**Description of the task**
A faithful copy is required. Print each line of the data exactly and omit the pictures.

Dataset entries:
◇ ◇ ◇

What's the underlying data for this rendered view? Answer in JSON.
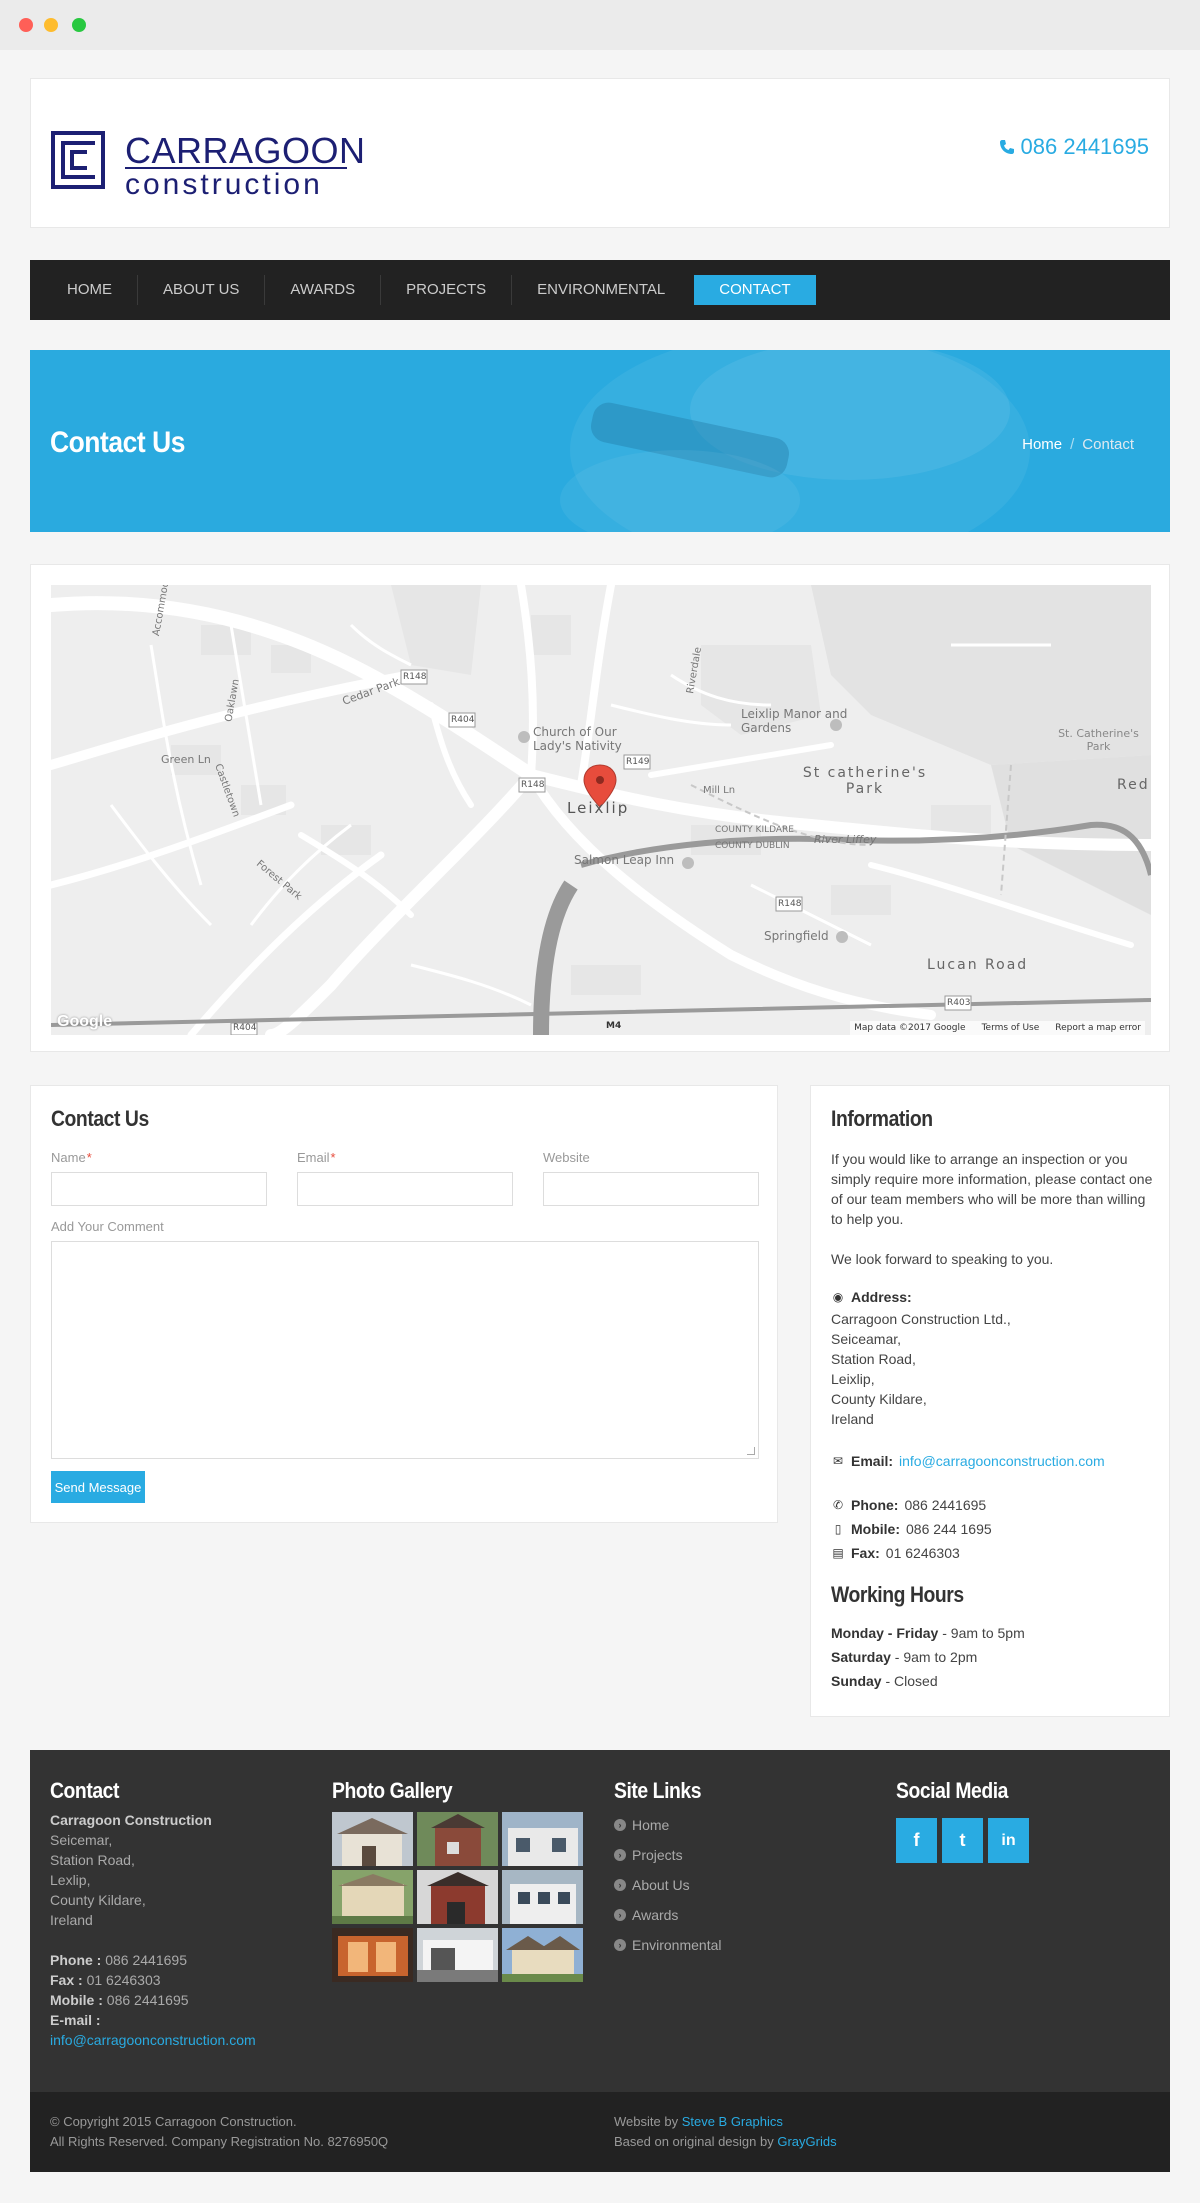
{
  "header": {
    "logo_top": "CARRAGOON",
    "logo_bottom": "construction",
    "phone": "086 2441695",
    "phone_icon": "phone-icon"
  },
  "nav": {
    "items": [
      {
        "label": "HOME"
      },
      {
        "label": "ABOUT US"
      },
      {
        "label": "AWARDS"
      },
      {
        "label": "PROJECTS"
      },
      {
        "label": "ENVIRONMENTAL"
      },
      {
        "label": "CONTACT",
        "active": true
      }
    ]
  },
  "banner": {
    "title": "Contact Us",
    "breadcrumb_home": "Home",
    "breadcrumb_sep": "/",
    "breadcrumb_current": "Contact"
  },
  "map": {
    "labels": {
      "leixlip": "Leixlip",
      "church": "Church of Our Lady's Nativity",
      "manor": "Leixlip Manor and Gardens",
      "st_catherines": "St catherine's Park",
      "st_catherines_small": "St. Catherine's Park",
      "red": "Red",
      "salmon": "Salmon Leap Inn",
      "springfield": "Springfield",
      "lucan": "Lucan Road",
      "river": "River Liffey",
      "kildare": "COUNTY KILDARE",
      "dublin": "COUNTY DUBLIN",
      "mill": "Mill Ln",
      "green": "Green Ln",
      "cedar": "Cedar Park",
      "accom": "Accommodation Rd",
      "forest": "Forest Park",
      "castletown": "Castletown",
      "oaklawn": "Oaklawn",
      "riverdale": "Riverdale",
      "r148": "R148",
      "r404": "R404",
      "r149": "R149",
      "r403": "R403",
      "m4": "M4"
    },
    "google": "Google",
    "map_data": "Map data ©2017 Google",
    "terms": "Terms of Use",
    "report": "Report a map error"
  },
  "form": {
    "title": "Contact Us",
    "name_label": "Name",
    "email_label": "Email",
    "website_label": "Website",
    "required_mark": "*",
    "comment_label": "Add Your Comment",
    "send_label": "Send Message"
  },
  "info": {
    "title": "Information",
    "intro": "If you would like to arrange an inspection or you simply require more information, please contact one of our team members who will be more than willing to help you.",
    "look_forward": "We look forward to speaking to you.",
    "address_label": "Address:",
    "address_lines": [
      "Carragoon Construction Ltd.,",
      "Seiceamar,",
      "Station Road,",
      "Leixlip,",
      "County Kildare,",
      "Ireland"
    ],
    "email_label": "Email:",
    "email": "info@carragoonconstruction.com",
    "phone_label": "Phone:",
    "phone": "086 2441695",
    "mobile_label": "Mobile:",
    "mobile": "086 244 1695",
    "fax_label": "Fax:",
    "fax": "01 6246303",
    "hours_title": "Working Hours",
    "hours": [
      {
        "day": "Monday - Friday",
        "time": " - 9am to 5pm"
      },
      {
        "day": "Saturday",
        "time": " - 9am to 2pm"
      },
      {
        "day": "Sunday",
        "time": " - Closed"
      }
    ]
  },
  "footer": {
    "contact_title": "Contact",
    "company": "Carragoon Construction",
    "address_lines": [
      "Seicemar,",
      "Station Road,",
      "Lexlip,",
      "County Kildare,",
      "Ireland"
    ],
    "phone_label": "Phone :",
    "phone": " 086 2441695",
    "fax_label": "Fax :",
    "fax": " 01 6246303",
    "mobile_label": "Mobile :",
    "mobile": " 086 2441695",
    "email_label": "E-mail :",
    "email": "info@carragoonconstruction.com",
    "gallery_title": "Photo Gallery",
    "links_title": "Site Links",
    "links": [
      "Home",
      "Projects",
      "About Us",
      "Awards",
      "Environmental"
    ],
    "social_title": "Social Media",
    "socials": [
      {
        "icon": "facebook-icon",
        "glyph": "f"
      },
      {
        "icon": "twitter-icon",
        "glyph": "t"
      },
      {
        "icon": "linkedin-icon",
        "glyph": "in"
      }
    ]
  },
  "bottom": {
    "copyright": "© Copyright 2015 Carragoon Construction.",
    "rights": "All Rights Reserved. Company Registration No. 8276950Q",
    "website_by": "Website by ",
    "website_by_link": "Steve B Graphics",
    "based_on": "Based on original design by ",
    "based_on_link": "GrayGrids"
  },
  "colors": {
    "accent": "#29abe2",
    "nav_bg": "#222222",
    "footer_bg": "#333333",
    "logo_navy": "#1c1f73"
  }
}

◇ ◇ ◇

**Solution for this task**
What's the underlying data for this rendered view? Answer in JSON.
{
  "header": {
    "logo_top": "CARRAGOON",
    "logo_bottom": "construction",
    "phone": "086 2441695",
    "phone_icon": "phone-icon"
  },
  "nav": {
    "items": [
      {
        "label": "HOME"
      },
      {
        "label": "ABOUT US"
      },
      {
        "label": "AWARDS"
      },
      {
        "label": "PROJECTS"
      },
      {
        "label": "ENVIRONMENTAL"
      },
      {
        "label": "CONTACT",
        "active": true
      }
    ]
  },
  "banner": {
    "title": "Contact Us",
    "breadcrumb_home": "Home",
    "breadcrumb_sep": "/",
    "breadcrumb_current": "Contact"
  },
  "map": {
    "labels": {
      "leixlip": "Leixlip",
      "church": "Church of Our Lady's Nativity",
      "manor": "Leixlip Manor and Gardens",
      "st_catherines": "St catherine's Park",
      "st_catherines_small": "St. Catherine's Park",
      "red": "Red",
      "salmon": "Salmon Leap Inn",
      "springfield": "Springfield",
      "lucan": "Lucan Road",
      "river": "River Liffey",
      "kildare": "COUNTY KILDARE",
      "dublin": "COUNTY DUBLIN",
      "mill": "Mill Ln",
      "green": "Green Ln",
      "cedar": "Cedar Park",
      "accom": "Accommodation Rd",
      "forest": "Forest Park",
      "castletown": "Castletown",
      "oaklawn": "Oaklawn",
      "riverdale": "Riverdale",
      "r148": "R148",
      "r404": "R404",
      "r149": "R149",
      "r403": "R403",
      "m4": "M4"
    },
    "google": "Google",
    "map_data": "Map data ©2017 Google",
    "terms": "Terms of Use",
    "report": "Report a map error"
  },
  "form": {
    "title": "Contact Us",
    "name_label": "Name",
    "email_label": "Email",
    "website_label": "Website",
    "required_mark": "*",
    "comment_label": "Add Your Comment",
    "send_label": "Send Message"
  },
  "info": {
    "title": "Information",
    "intro": "If you would like to arrange an inspection or you simply require more information, please contact one of our team members who will be more than willing to help you.",
    "look_forward": "We look forward to speaking to you.",
    "address_label": "Address:",
    "address_lines": [
      "Carragoon Construction Ltd.,",
      "Seiceamar,",
      "Station Road,",
      "Leixlip,",
      "County Kildare,",
      "Ireland"
    ],
    "email_label": "Email:",
    "email": "info@carragoonconstruction.com",
    "phone_label": "Phone:",
    "phone": "086 2441695",
    "mobile_label": "Mobile:",
    "mobile": "086 244 1695",
    "fax_label": "Fax:",
    "fax": "01 6246303",
    "hours_title": "Working Hours",
    "hours": [
      {
        "day": "Monday - Friday",
        "time": " - 9am to 5pm"
      },
      {
        "day": "Saturday",
        "time": " - 9am to 2pm"
      },
      {
        "day": "Sunday",
        "time": " - Closed"
      }
    ]
  },
  "footer": {
    "contact_title": "Contact",
    "company": "Carragoon Construction",
    "address_lines": [
      "Seicemar,",
      "Station Road,",
      "Lexlip,",
      "County Kildare,",
      "Ireland"
    ],
    "phone_label": "Phone :",
    "phone": " 086 2441695",
    "fax_label": "Fax :",
    "fax": " 01 6246303",
    "mobile_label": "Mobile :",
    "mobile": " 086 2441695",
    "email_label": "E-mail :",
    "email": "info@carragoonconstruction.com",
    "gallery_title": "Photo Gallery",
    "links_title": "Site Links",
    "links": [
      "Home",
      "Projects",
      "About Us",
      "Awards",
      "Environmental"
    ],
    "social_title": "Social Media",
    "socials": [
      {
        "icon": "facebook-icon",
        "glyph": "f"
      },
      {
        "icon": "twitter-icon",
        "glyph": "t"
      },
      {
        "icon": "linkedin-icon",
        "glyph": "in"
      }
    ]
  },
  "bottom": {
    "copyright": "© Copyright 2015 Carragoon Construction.",
    "rights": "All Rights Reserved. Company Registration No. 8276950Q",
    "website_by": "Website by ",
    "website_by_link": "Steve B Graphics",
    "based_on": "Based on original design by ",
    "based_on_link": "GrayGrids"
  },
  "colors": {
    "accent": "#29abe2",
    "nav_bg": "#222222",
    "footer_bg": "#333333",
    "logo_navy": "#1c1f73"
  }
}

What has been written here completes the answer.